by **Klitzing** » Sun Dec 24, 2017 5:17 pm

Just consider the facial planes of the polytope. Provided the polytope has a well-defined center, then these planes usually are off that point. Thus you can clearly say, whether a side is out or in, depending on the respective orientation wrt. that special point. But when a face would happen to run through that point, then this type of orientation breaks down.

The simplest example is the tetrahemihexahedron built from a tetrahedral subset of the faces of an octahedron (which clearly show up an individual orientability) plus the 3 diametral squares (which don't).

A more elaborate definition here consideres the connectivity of the facial planes as well. Think about a small ant crawling apon those facial planes, but which would be unaware of any facial intersection. Then this ant might crawl on the outside of one triangle, then will turn around an edge, thus crawling on the top of a square, tunneling through the square intersections, thereby still remaining on the same side of it. When it comes to the next edge it would have to move on at the inside of the next triangle. Thus when moving on and on, this very ant would travel on either side of every facial plane. That is, the polytope is not orientable, just like the Moebius strip.

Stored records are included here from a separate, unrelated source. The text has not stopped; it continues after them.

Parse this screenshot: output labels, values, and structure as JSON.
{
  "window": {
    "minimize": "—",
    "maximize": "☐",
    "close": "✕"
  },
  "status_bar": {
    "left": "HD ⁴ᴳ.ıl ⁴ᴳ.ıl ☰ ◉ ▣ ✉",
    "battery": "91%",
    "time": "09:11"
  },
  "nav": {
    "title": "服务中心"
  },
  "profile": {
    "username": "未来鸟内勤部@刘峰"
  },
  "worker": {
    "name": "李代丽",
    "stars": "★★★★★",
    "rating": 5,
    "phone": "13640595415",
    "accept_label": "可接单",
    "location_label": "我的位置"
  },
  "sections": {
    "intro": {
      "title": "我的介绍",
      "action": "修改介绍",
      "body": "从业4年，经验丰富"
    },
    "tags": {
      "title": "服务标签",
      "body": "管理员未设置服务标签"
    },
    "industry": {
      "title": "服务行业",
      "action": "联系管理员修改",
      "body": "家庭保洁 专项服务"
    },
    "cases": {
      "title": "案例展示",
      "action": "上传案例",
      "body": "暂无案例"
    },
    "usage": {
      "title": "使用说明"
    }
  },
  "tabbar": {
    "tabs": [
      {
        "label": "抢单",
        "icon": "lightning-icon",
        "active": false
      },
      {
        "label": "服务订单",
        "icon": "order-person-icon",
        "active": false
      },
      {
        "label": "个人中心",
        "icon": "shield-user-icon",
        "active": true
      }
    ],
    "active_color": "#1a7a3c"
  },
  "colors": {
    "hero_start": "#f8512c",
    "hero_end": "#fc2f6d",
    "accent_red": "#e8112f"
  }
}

Even so the consideration of connectivities in the second case is a bit different from the former case of individual orientabilities, the very argument for an after all cross-over comes down again to those facial planes, which happen to run through the center point.

--- rk